How Does the Orthodox Church Worship Mary?
In the Orthodox Church, Mary is honored as the Mother of God and Theotokos. As a human, Mary was called to be the mother of Christ, was filled with the Holy Spirit, and answered God’s plan of salvation. As a result, she is often called the “immaculate.”
St. Mary is called the Mother of God
The term “Mother of God” has a very long history. The Greek word for mother of God, Theotokos, has long been used to refer to Mary. In the early church, this name had a great deal of historical significance. However, the Nestorians, who emphasized the separation of the divine and human natures in Christ, argued that the correct term was Christotokos. However, this idea was rejected by the Council of Ephesus.

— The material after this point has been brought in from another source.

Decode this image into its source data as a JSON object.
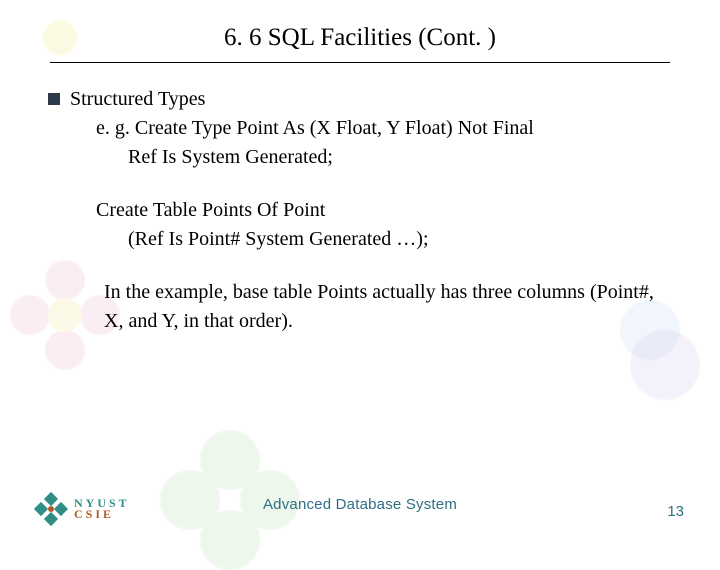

Some Protestants have questioned the status of Mary as “ever-virgin.” The title “ever-virgin” has its roots in the early Church. The early church fathers defended the title and even condemned heretics who questioned Mary’s virginity.

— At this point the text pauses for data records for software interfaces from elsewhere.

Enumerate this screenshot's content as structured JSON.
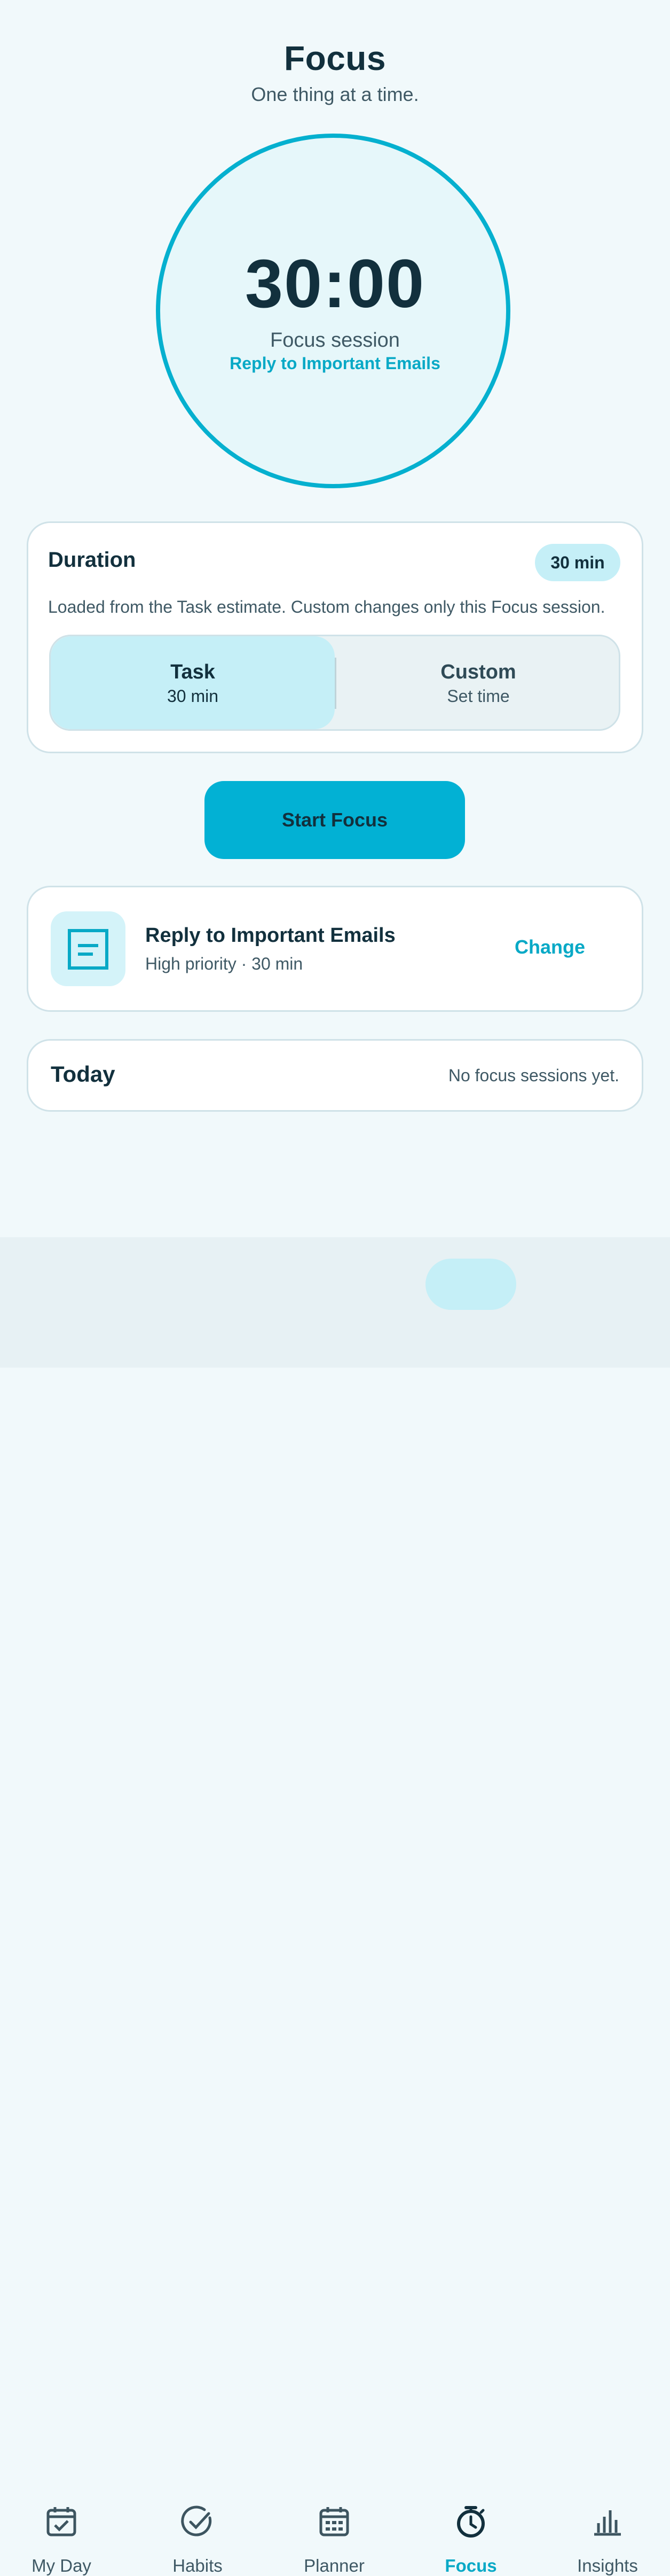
{
  "header": {
    "title": "Focus",
    "subtitle": "One thing at a time."
  },
  "timer": {
    "time": "30:00",
    "label": "Focus session",
    "task_name": "Reply to Important Emails",
    "ring_color": "#05b0cf"
  },
  "duration": {
    "title": "Duration",
    "badge": "30 min",
    "description": "Loaded from the Task estimate. Custom changes only this Focus session.",
    "options": [
      {
        "label": "Task",
        "sub": "30 min",
        "selected": true
      },
      {
        "label": "Custom",
        "sub": "Set time",
        "selected": false
      }
    ]
  },
  "start_button": {
    "label": "Start Focus",
    "color": "#02b1d4"
  },
  "task_card": {
    "icon": "document-icon",
    "title": "Reply to Important Emails",
    "meta": "High priority · 30 min",
    "action": "Change"
  },
  "today": {
    "title": "Today",
    "empty_text": "No focus sessions yet."
  },
  "nav": {
    "active": "Focus",
    "accent": "#08a9c6",
    "items": [
      {
        "label": "My Day",
        "icon": "calendar-check-icon"
      },
      {
        "label": "Habits",
        "icon": "check-circle-icon"
      },
      {
        "label": "Planner",
        "icon": "calendar-grid-icon"
      },
      {
        "label": "Focus",
        "icon": "stopwatch-icon"
      },
      {
        "label": "Insights",
        "icon": "bar-chart-icon"
      }
    ]
  }
}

She is called the Theotokos
The name Theotokos in the Orthodox Church evokes the idea of Mary as the mother of God in a very specific, if not unique, way. She is a perfect woman, without blemish, a complete person who is totally dedicated to the care of her Son, from conception to birth, and through His entire earthly life. The word “Theotokos” is often used in hymns to describe Mary.
The word “Theotokos” is a compound of two Greek words. It literally translates “God-bearer” or “God-giver.” Many English-speaking Orthodox find the literal translation uncomfortable, and often leave the word untranslated in liturgical uses. As a result, the word is often paraphrased as “Mother of God” in hymns and icons. However, this term does not reflect the exact distinction that the hymnographer intended to make between Mary and God.
She is honored in poetry and prose
Mary, the Mother of God, is honored in both poetry and prose in the Orthodox Church. She is the patroness of the Orthodox church and is invoked during Divine Services, the Liturgy and sung hymns. In Orthodox liturgy, she is called the “God-bearer” or “Mother of God.” The final petition of every ektenia ends with an invocation to Mary. In addition, the troparia often conclude with a hymn to the Virgin Mary. Marian litanies may cover a variety of themes.
The Orthodox Church gives great importance to Mary. Hymns frequently mention Mary, and many of the faithful request her intercession in the prayer of their communities. This devotion is a vital expression of central Orthodox teaching and not simply a fad.
She is referred to as the “immaculate”
Orthodox theology views Mary as a human, albeit one who is enriched by God’s grace. She bore Jesus, nourished him with her breasts, and raised him. The Orthodox church refers to Mary as the “Theotokos,” which means “God-bearer.” In the Orthodox Church, Mary is regarded as an “immaculate” mother because she was able to carry her Son in her womb and raise him from the dead.
In the Orthodox Church, Mary was not exempt from the corruption of original sin, but was sanctified by God through Christ. She feared God and obeyed his commandments with a motherly trust. Hence, her holiness was not marred by the corruption of original sin.
She is a source of blessing
Orthodox Christians frequently mention Mary in prayers and hymns and ask for her intercession. This devotion to the Blessed Virgin is not merely popular piety but is rooted in central Orthodox teachings. Here are a few reasons why the Blessed Virgin Mary is such a source of blessing for Orthodox Christians.
Among these reasons is her role in the salvation of humanity. As the Mother of Christ, Mary redeemed mankind by bearing the Son of God. In fact, her obedience freed humanity from the consequences of the fall brought about by the sin of Eve. The Orthodox Church celebrates Mary’s birth with special reverence during the Feast of the Nativity. Orthodox Christians sing about Mary as the “Mother of Life” on the Feast of the Nativity of Mary. She is the renewal and recall of Adam and Eve, and the fountain of life and liberation from sin and corruption.
She is a symbol of Eastern Orthodoxy
Mary is a common symbol of Eastern Orthodoxy. In the Orthodox tradition, Mary is both a human and a goddess. She was a young Hebrew woman who responded to the divine call of God to come to earth. She was filled with the Holy Spirit and acted as God’s instrument for salvation.
In the early church, Mary was called Theotokos. The term “Theotokos” meant “birth-giver of God” referring to the fact that she bore both the human and divine nature of the Son of God. Today, Mary is also revered as the Mother of God.